He may have been defeated by his ex-wife at the Oscars on Sunday, but it looks like James Cameron is on track to win the world popularity contest. A tribe from the Indian subcontinent has appealed to the “powerful thought leader” and film director to help them save their sacred mountain from a mining company. “Avatar is real,” states the press release, exhorting Cameron by name, who claimed last year that his movie was the perfect recruiting tool for eco terrorists.
But perhaps the weirdest side effects of Avatar is that it’s become a tool for publicists with eco clients and that Variety is being turned into an ecological publication. Last week, a bunch of environmental NGOs, including Greenpeace and Earthworks, clubbed together to buy a full-page ad in the Hollywood trade magazine, and this week it’s the turn of the Survival charity.
“Just as the Na’vi describe the forest of Pandora as ‘their everything,’ for the Dongria Kondh, life and land have always been deeply connected,” said charity director Stephen Corry. “The fundamental story of Avatar–if you take away the multi-colored lemurs, the long-trunked horses and warring androids–is being played out today in the hills of Niyamgiri.”

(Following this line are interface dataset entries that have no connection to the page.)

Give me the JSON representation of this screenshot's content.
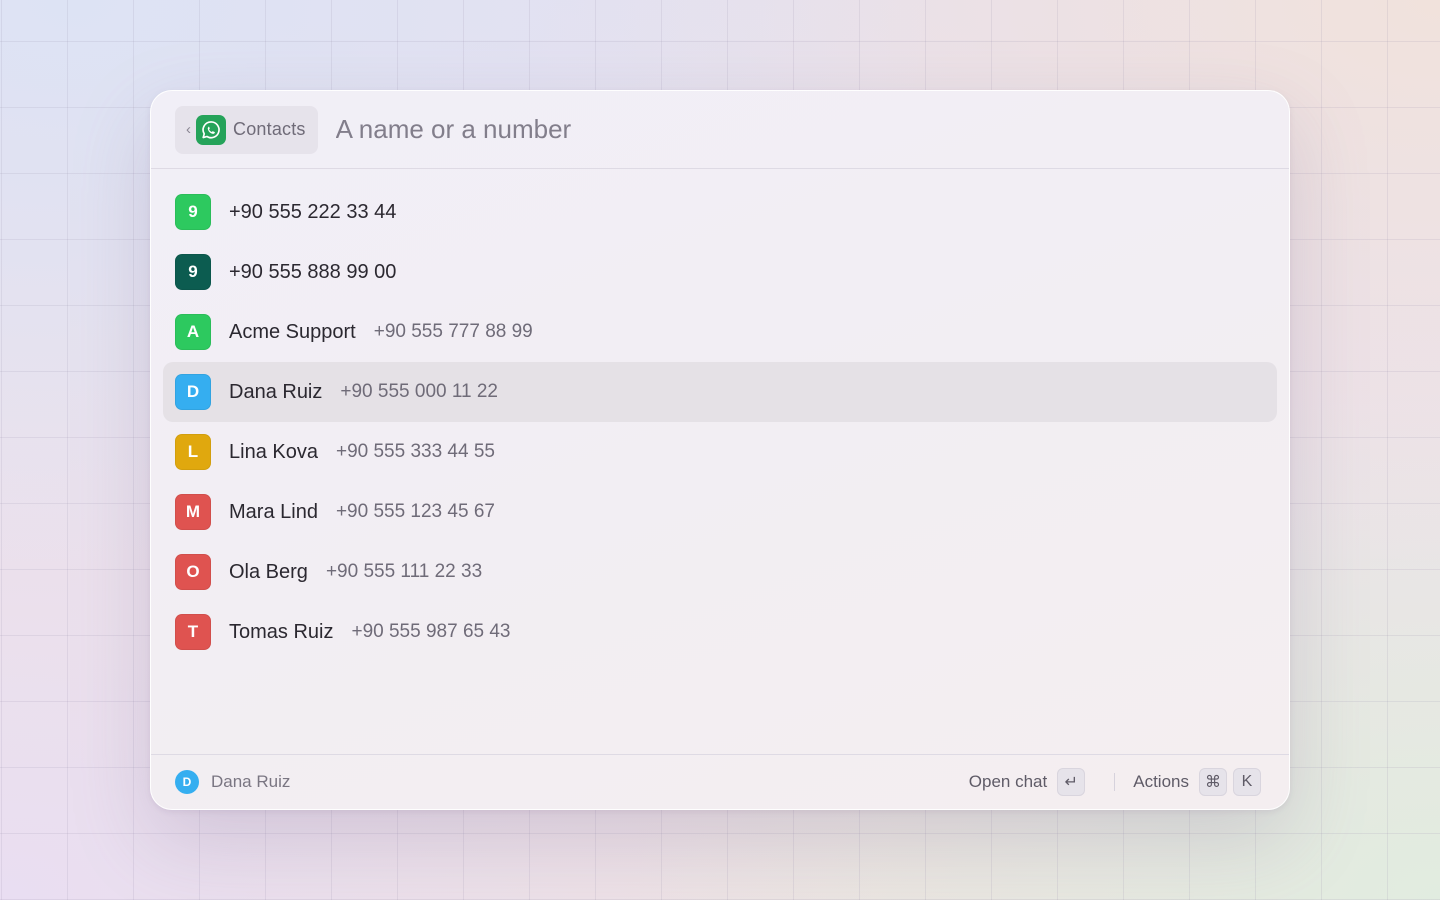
{
  "header": {
    "back_label": "Contacts",
    "search_placeholder": "A name or a number",
    "search_value": ""
  },
  "contacts": [
    {
      "initial": "9",
      "name": "+90 555 222 33 44",
      "phone": "",
      "color": "#2dc95f",
      "selected": false
    },
    {
      "initial": "9",
      "name": "+90 555 888 99 00",
      "phone": "",
      "color": "#0c5c50",
      "selected": false
    },
    {
      "initial": "A",
      "name": "Acme Support",
      "phone": "+90 555 777 88 99",
      "color": "#2dc95f",
      "selected": false
    },
    {
      "initial": "D",
      "name": "Dana Ruiz",
      "phone": "+90 555 000 11 22",
      "color": "#35aef0",
      "selected": true
    },
    {
      "initial": "L",
      "name": "Lina Kova",
      "phone": "+90 555 333 44 55",
      "color": "#e0a80e",
      "selected": false
    },
    {
      "initial": "M",
      "name": "Mara Lind",
      "phone": "+90 555 123 45 67",
      "color": "#df5350",
      "selected": false
    },
    {
      "initial": "O",
      "name": "Ola Berg",
      "phone": "+90 555 111 22 33",
      "color": "#df5350",
      "selected": false
    },
    {
      "initial": "T",
      "name": "Tomas Ruiz",
      "phone": "+90 555 987 65 43",
      "color": "#df5350",
      "selected": false
    }
  ],
  "footer": {
    "selected_initial": "D",
    "selected_name": "Dana Ruiz",
    "selected_color": "#35aef0",
    "primary_action": "Open chat",
    "primary_key": "↵",
    "secondary_action": "Actions",
    "secondary_keys": [
      "⌘",
      "K"
    ]
  },
  "icons": {
    "back": "chevron-left-icon",
    "app": "whatsapp-icon"
  }
}
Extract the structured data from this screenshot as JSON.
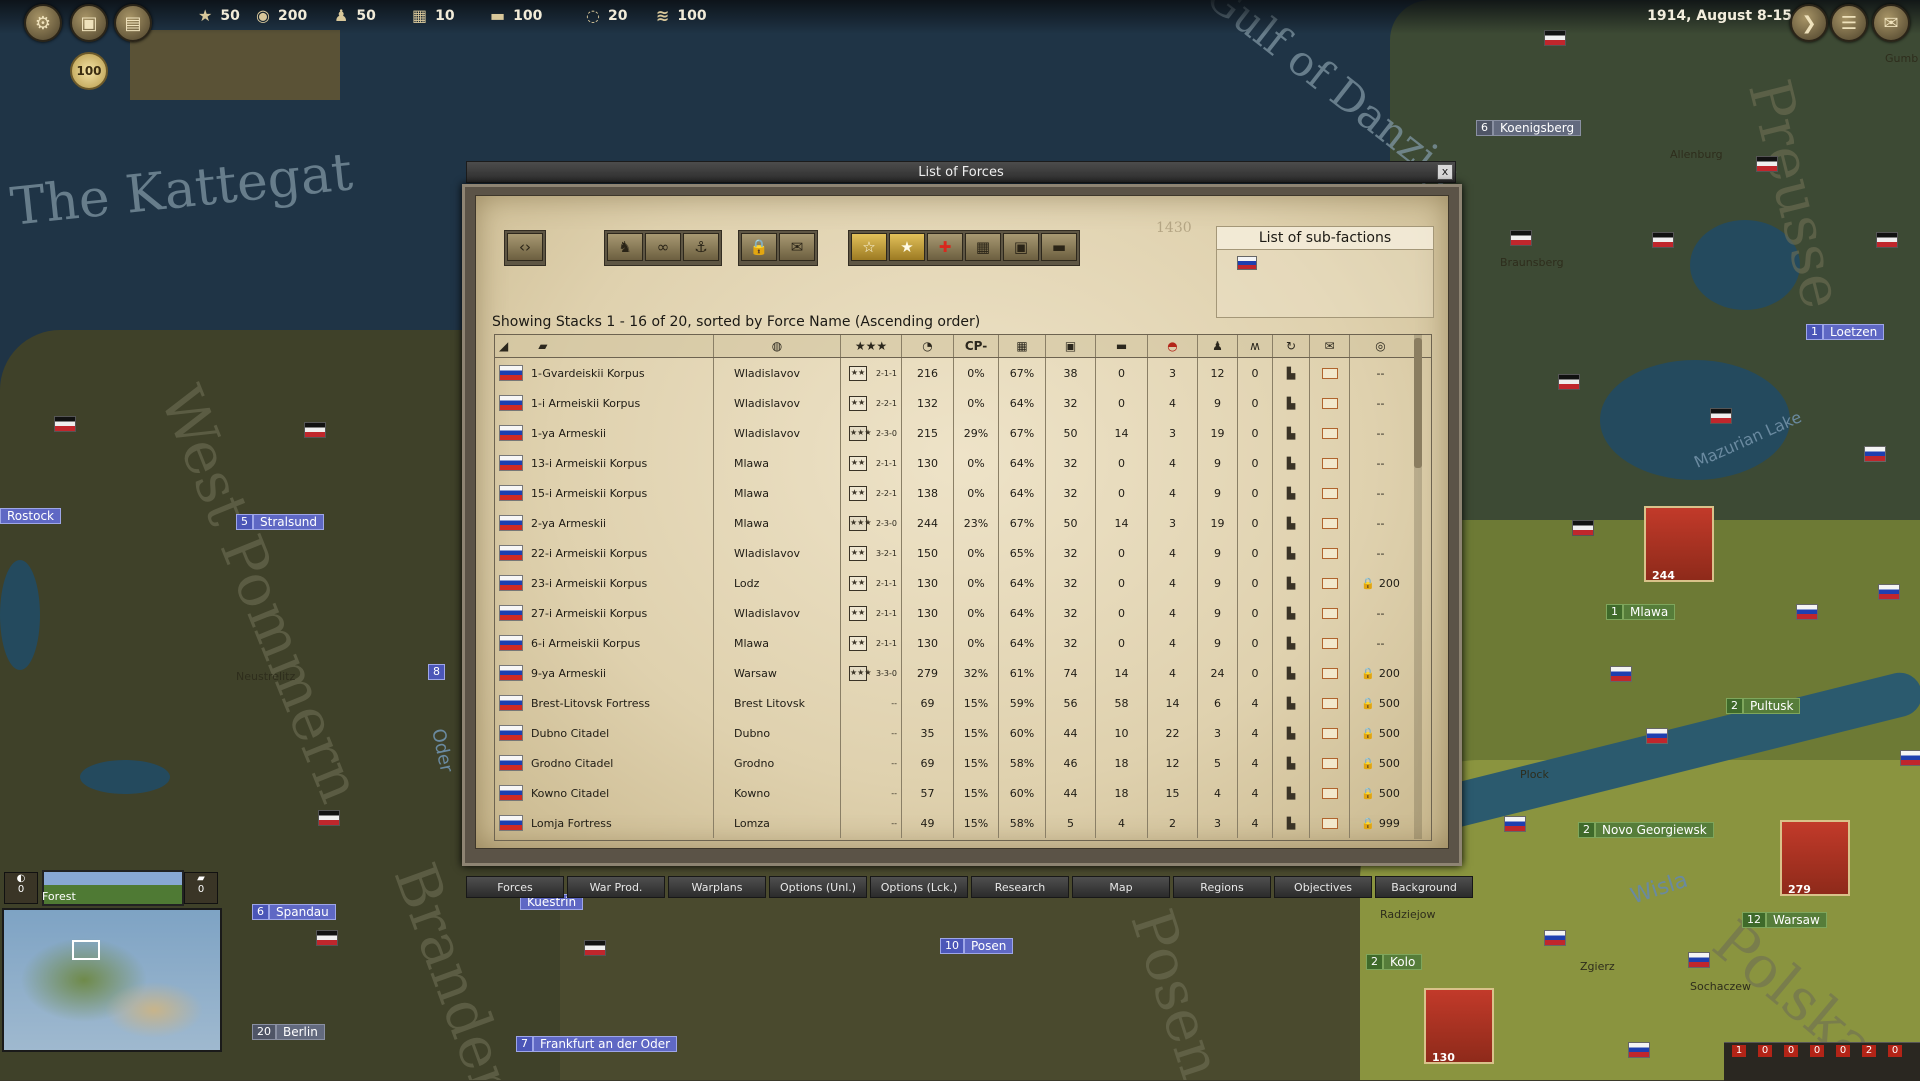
{
  "hud": {
    "resources": [
      {
        "icon": "victory-star-icon",
        "value": "50"
      },
      {
        "icon": "money-icon",
        "value": "200"
      },
      {
        "icon": "manpower-icon",
        "value": "50"
      },
      {
        "icon": "war-supplies-icon",
        "value": "10"
      },
      {
        "icon": "rail-transport-icon",
        "value": "100"
      },
      {
        "icon": "fuel-icon",
        "value": "20"
      },
      {
        "icon": "naval-transport-icon",
        "value": "100"
      }
    ],
    "date": "1914, August 8-15",
    "badge": "100"
  },
  "dialog": {
    "title": "List of Forces",
    "close_label": "x",
    "counter": "1430",
    "showing_text": "Showing Stacks 1 - 16 of  20, sorted by Force Name  (Ascending order)",
    "subfactions_title": "List of sub-factions",
    "columns": [
      {
        "icon": "unit-type-icon"
      },
      {
        "icon": "cannon-icon"
      },
      {
        "icon": "globe-icon"
      },
      {
        "icon": "stars-icon"
      },
      {
        "icon": "gauge-icon"
      },
      {
        "label": "CP-"
      },
      {
        "icon": "grid-icon"
      },
      {
        "icon": "supply-chest-icon"
      },
      {
        "icon": "ammo-icon"
      },
      {
        "icon": "morale-meter-icon"
      },
      {
        "icon": "soldiers-icon"
      },
      {
        "icon": "mountain-icon"
      },
      {
        "icon": "rotate-arrow-icon"
      },
      {
        "icon": "envelope-icon"
      },
      {
        "icon": "coin-icon"
      }
    ],
    "rows": [
      {
        "name": "1-Gvardeiskii Korpus",
        "location": "Wladislavov",
        "stars": "2",
        "rating": "2-1-1",
        "power": "216",
        "cp": "0%",
        "cohesion": "67%",
        "supply": "38",
        "ammo": "0",
        "morale": "3",
        "men": "12",
        "m": "0",
        "pool": "--"
      },
      {
        "name": "1-i Armeiskii Korpus",
        "location": "Wladislavov",
        "stars": "2",
        "rating": "2-2-1",
        "power": "132",
        "cp": "0%",
        "cohesion": "64%",
        "supply": "32",
        "ammo": "0",
        "morale": "4",
        "men": "9",
        "m": "0",
        "pool": "--"
      },
      {
        "name": "1-ya Armeskii",
        "location": "Wladislavov",
        "stars": "3",
        "rating": "2-3-0",
        "power": "215",
        "cp": "29%",
        "cohesion": "67%",
        "supply": "50",
        "ammo": "14",
        "morale": "3",
        "men": "19",
        "m": "0",
        "pool": "--"
      },
      {
        "name": "13-i Armeiskii Korpus",
        "location": "Mlawa",
        "stars": "2",
        "rating": "2-1-1",
        "power": "130",
        "cp": "0%",
        "cohesion": "64%",
        "supply": "32",
        "ammo": "0",
        "morale": "4",
        "men": "9",
        "m": "0",
        "pool": "--"
      },
      {
        "name": "15-i Armeiskii Korpus",
        "location": "Mlawa",
        "stars": "2",
        "rating": "2-2-1",
        "power": "138",
        "cp": "0%",
        "cohesion": "64%",
        "supply": "32",
        "ammo": "0",
        "morale": "4",
        "men": "9",
        "m": "0",
        "pool": "--"
      },
      {
        "name": "2-ya Armeskii",
        "location": "Mlawa",
        "stars": "3",
        "rating": "2-3-0",
        "power": "244",
        "cp": "23%",
        "cohesion": "67%",
        "supply": "50",
        "ammo": "14",
        "morale": "3",
        "men": "19",
        "m": "0",
        "pool": "--"
      },
      {
        "name": "22-i Armeiskii Korpus",
        "location": "Wladislavov",
        "stars": "2",
        "rating": "3-2-1",
        "power": "150",
        "cp": "0%",
        "cohesion": "65%",
        "supply": "32",
        "ammo": "0",
        "morale": "4",
        "men": "9",
        "m": "0",
        "pool": "--"
      },
      {
        "name": "23-i Armeiskii Korpus",
        "location": "Lodz",
        "stars": "2",
        "rating": "2-1-1",
        "power": "130",
        "cp": "0%",
        "cohesion": "64%",
        "supply": "32",
        "ammo": "0",
        "morale": "4",
        "men": "9",
        "m": "0",
        "pool": "200",
        "locked": true
      },
      {
        "name": "27-i Armeiskii Korpus",
        "location": "Wladislavov",
        "stars": "2",
        "rating": "2-1-1",
        "power": "130",
        "cp": "0%",
        "cohesion": "64%",
        "supply": "32",
        "ammo": "0",
        "morale": "4",
        "men": "9",
        "m": "0",
        "pool": "--"
      },
      {
        "name": "6-i Armeiskii Korpus",
        "location": "Mlawa",
        "stars": "2",
        "rating": "2-1-1",
        "power": "130",
        "cp": "0%",
        "cohesion": "64%",
        "supply": "32",
        "ammo": "0",
        "morale": "4",
        "men": "9",
        "m": "0",
        "pool": "--"
      },
      {
        "name": "9-ya Armeskii",
        "location": "Warsaw",
        "stars": "3",
        "rating": "3-3-0",
        "power": "279",
        "cp": "32%",
        "cohesion": "61%",
        "supply": "74",
        "ammo": "14",
        "morale": "4",
        "men": "24",
        "m": "0",
        "pool": "200",
        "locked": true
      },
      {
        "name": "Brest-Litovsk Fortress",
        "location": "Brest Litovsk",
        "stars": "",
        "rating": "--",
        "power": "69",
        "cp": "15%",
        "cohesion": "59%",
        "supply": "56",
        "ammo": "58",
        "morale": "14",
        "men": "6",
        "m": "4",
        "pool": "500",
        "locked": true
      },
      {
        "name": "Dubno Citadel",
        "location": "Dubno",
        "stars": "",
        "rating": "--",
        "power": "35",
        "cp": "15%",
        "cohesion": "60%",
        "supply": "44",
        "ammo": "10",
        "morale": "22",
        "men": "3",
        "m": "4",
        "pool": "500",
        "locked": true
      },
      {
        "name": "Grodno Citadel",
        "location": "Grodno",
        "stars": "",
        "rating": "--",
        "power": "69",
        "cp": "15%",
        "cohesion": "58%",
        "supply": "46",
        "ammo": "18",
        "morale": "12",
        "men": "5",
        "m": "4",
        "pool": "500",
        "locked": true
      },
      {
        "name": "Kowno Citadel",
        "location": "Kowno",
        "stars": "",
        "rating": "--",
        "power": "57",
        "cp": "15%",
        "cohesion": "60%",
        "supply": "44",
        "ammo": "18",
        "morale": "15",
        "men": "4",
        "m": "4",
        "pool": "500",
        "locked": true
      },
      {
        "name": "Lomja Fortress",
        "location": "Lomza",
        "stars": "",
        "rating": "--",
        "power": "49",
        "cp": "15%",
        "cohesion": "58%",
        "supply": "5",
        "ammo": "4",
        "morale": "2",
        "men": "3",
        "m": "4",
        "pool": "999",
        "locked": true
      }
    ]
  },
  "tabs": [
    "Forces",
    "War Prod.",
    "Warplans",
    "Options (Unl.)",
    "Options (Lck.)",
    "Research",
    "Map",
    "Regions",
    "Objectives",
    "Background"
  ],
  "minimap": {
    "terrain": "Forest",
    "left_count": "0",
    "right_count": "0"
  },
  "map": {
    "sea_labels": [
      "The Kattegat",
      "Gulf of Danzig"
    ],
    "region_labels": [
      "West Pommern",
      "Branden",
      "Preusse",
      "Posen",
      "Polska"
    ],
    "cities": [
      {
        "num": "6",
        "name": "Koenigsberg",
        "side": "de"
      },
      {
        "num": "1",
        "name": "Loetzen",
        "side": "de"
      },
      {
        "num": "",
        "name": "Rostock",
        "side": "de"
      },
      {
        "num": "5",
        "name": "Stralsund",
        "side": "de"
      },
      {
        "num": "8",
        "name": "",
        "side": "de"
      },
      {
        "num": "1",
        "name": "Mlawa",
        "side": "ru"
      },
      {
        "num": "2",
        "name": "Pultusk",
        "side": "ru"
      },
      {
        "num": "2",
        "name": "Novo Georgiewsk",
        "side": "ru"
      },
      {
        "num": "12",
        "name": "Warsaw",
        "side": "ru"
      },
      {
        "num": "2",
        "name": "Kolo",
        "side": "ru"
      },
      {
        "num": "10",
        "name": "Posen",
        "side": "de"
      },
      {
        "num": "6",
        "name": "Spandau",
        "side": "de"
      },
      {
        "num": "20",
        "name": "Berlin",
        "side": "de"
      },
      {
        "num": "7",
        "name": "Frankfurt an der Oder",
        "side": "de"
      },
      {
        "num": "",
        "name": "Kuestrin",
        "side": "de"
      }
    ],
    "towns": [
      "Allenburg",
      "Braunsberg",
      "Neustrelitz",
      "Plock",
      "Radziejow",
      "Sochaczew",
      "Zgierz",
      "Gumb",
      "Mazurian Lake",
      "Wisla",
      "Oder"
    ],
    "units": [
      "244",
      "279",
      "130",
      "2",
      "2"
    ]
  },
  "br_counters": [
    "1",
    "0",
    "0",
    "0",
    "0",
    "2",
    "0"
  ]
}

The bad guys this time are Vedanta, who reckon there’s bauxite in that thar hill, with an open-cast mine planned for the area, in the state of Orissa. “The mine will destroy the forests on which the Dongria Kondh depend and wreck the lives of thousands of other Kondh tribal people living in the area.” I’ve got a bit of a problem with fly-tippers in the alleyway off my house: perhaps James could lend a hand when he’s done in India.